Request for Applications Aims to Expand Harm Reduction Services for Priority Populations Using Drugs
Seeks the Development of a Comprehensive Training Program for Coroners
Funding Available Through New York State’s Opioid Settlement Fund; $28 Million in Settlement Funds Towards Health Department Programs
Governor Kathy Hochul today announced the launch of further funding opportunities to develop harm reduction interventions for priority populations who are particularly vulnerable to overdose, as well as study fatalities connected to opioids statewide. The New York State Department of Health recently posted two new Requests for Applications and directed additional investments in several harm reduction programs financed through the State’s Opioid Settlement Fund. These investments represent one component of Governor Hochul’s comprehensive approach to addressing New York State's opioid crisis.
“The opioid crisis is not just a public health issue - it is a crisis of humanity that touches every corner of the state,” Governor Hochul said. "This funding underscores our commitment to holding manufactures and distributors accountable while ensuring affected communities have the resources and compassion needed to end this epidemic.”
New York will receive more than $2 billion through settlement agreements with opioid manufacturers. A portion of these settlements are going directly to municipalities statewide, with the remainder dedicated to supporting prevention, treatment, recovery, harm reduction, and education efforts to address the ongoing opioid epidemic.
The two new funding opportunities through the Opioid Settlement Fund total nearly $8 million, and include:
- Expanding Harm Reduction Services for Priority Populations Who Use Drugs, with applications due October 3, 2023 ($7.5 million over two years).
- Development of a Comprehensive Coroner Training Program in New York State, with applications due October 5, 2023 ($400,000 over two years).
New York State Health Department Commissioner James McDonald said, “Opioid use disorder and other drug dependencies can be challenging chronic diseases, yet are treatable and long-term recovery is possible. In order to combat the overdose epidemic, New York State has implemented a multifaceted strategy under the direction of Governor Hochul. This funding aims to increase access to harm reduction services, including medications to treat addiction, supportive counseling, and other preventive health care services. It also includes a comprehensive training program for coroners who serve an important role in public health.”
New York State Office of Addiction Services and Supports Commissioner Dr. Chinazo Cunningham said, "The Opioid Settlement Fund is helping to expand access to harm reduction and other supports across New York State, in particular for high-need individuals and populations who may face barriers accessing services. Harm reduction saves lives, and initiatives like this are vital in connecting people to the help and resources that they need. We look forward to continued collaboration with the Governor and our partner agencies to ensure that all New Yorkers can access services, no matter where they live."

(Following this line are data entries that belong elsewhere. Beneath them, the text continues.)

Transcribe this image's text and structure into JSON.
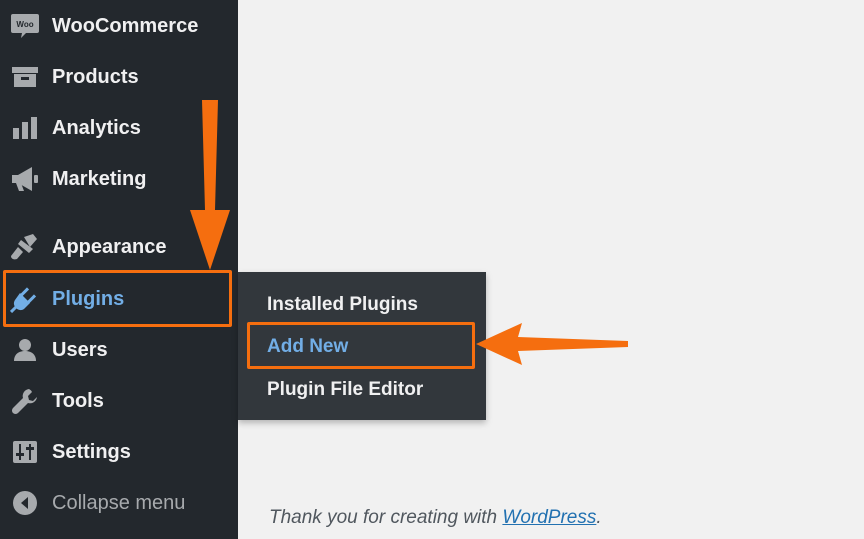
{
  "sidebar": {
    "items": [
      {
        "label": "WooCommerce",
        "icon": "woo-icon"
      },
      {
        "label": "Products",
        "icon": "archive-icon"
      },
      {
        "label": "Analytics",
        "icon": "bar-chart-icon"
      },
      {
        "label": "Marketing",
        "icon": "megaphone-icon"
      },
      {
        "label": "Appearance",
        "icon": "paintbrush-icon"
      },
      {
        "label": "Plugins",
        "icon": "plugin-icon",
        "active": true
      },
      {
        "label": "Users",
        "icon": "user-icon"
      },
      {
        "label": "Tools",
        "icon": "wrench-icon"
      },
      {
        "label": "Settings",
        "icon": "sliders-icon"
      },
      {
        "label": "Collapse menu",
        "icon": "collapse-arrow-icon"
      }
    ],
    "woo_icon_text": "Woo"
  },
  "plugins_submenu": {
    "items": [
      {
        "label": "Installed Plugins"
      },
      {
        "label": "Add New",
        "current": true
      },
      {
        "label": "Plugin File Editor"
      }
    ]
  },
  "footer": {
    "text_before": "Thank you for creating with ",
    "link_text": "WordPress",
    "text_after": "."
  },
  "colors": {
    "sidebar_bg": "#23282d",
    "flyout_bg": "#32373c",
    "active_blue": "#72aee6",
    "annotation_orange": "#f56e0f",
    "content_bg": "#f1f1f1"
  }
}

New York State Office of Mental Health Commissioner Dr. Ann Sullivan said, “This funding will be targeted to help New Yorkers who most need our support – high-risk individuals in underserved areas of the state. These resources will enable us to fight the tragedy of the opioid crisis by expanding and strengthening culturally relevant harm reduction and treatment services, and we at OMH are proud to partner with the Department of Health in this critical work.”
State Senator Nathalia Fernandez said, “Under the direction of Governor Hochul, this initiative allocates much needed funds towards innovative harm reduction solutions aimed at curbing overdose fatalities among at-risk communities. These investments reflect a pivotal stride in New York's fight against the opioid crisis, underscoring our commitment to healing and prevention. Through strategic partnerships and comprehensive training programs, we endeavor to save lives, foster recovery, and create a healthier, more resilient state for all."
Other programs allocated funding by the Department through the Opioid Settlement Fund include expansion of harm reduction programs ($12.5 million) and New York Medication Assisted Treatment & Emergency Referrals (NY-MATTERS) in partnership with University of Buffalo Medical Department ($8 million), collectively totaling $28 million in allocated funding.
Additionally, to date, the New York State Department of Health has spent more than $13.5 million to provide naloxone to Opioid Overdose Prevention Programs between April 2022 and March 2023. More than 35,000 instances of naloxone administrations have been reported since 2006. Of this, over 20,000 administrations have been reported by community members, with over 11,000 coming from the Department’s syringe exchange programs. The agency’s Naloxone Co-Payment Assistance Program (N-CAP) covers up to a $40 co-payment for naloxone at pharmacies, and has processed 9,683 claims from July 2022 through June 2023, with an average co-pay of $16.
For additional information on harm reduction services, visit NYSDOH Safer Choices for People Who Use Drugs.
Available addiction treatment including crisis/detox, inpatient, residential, or outpatient care can be found using the Office of Addiction Services and Supports’ (OASAS) Treatment Availability Dashboard or on the agency's website. New Yorkers struggling with an addiction, or whose loved ones are struggling, can find help and hope by calling the state's toll-free, 24-hour, 7-day-a-week HOPEline at 1-877-8-HOPENY (1-877-846-7369) or by texting HOPENY (Short Code 467369).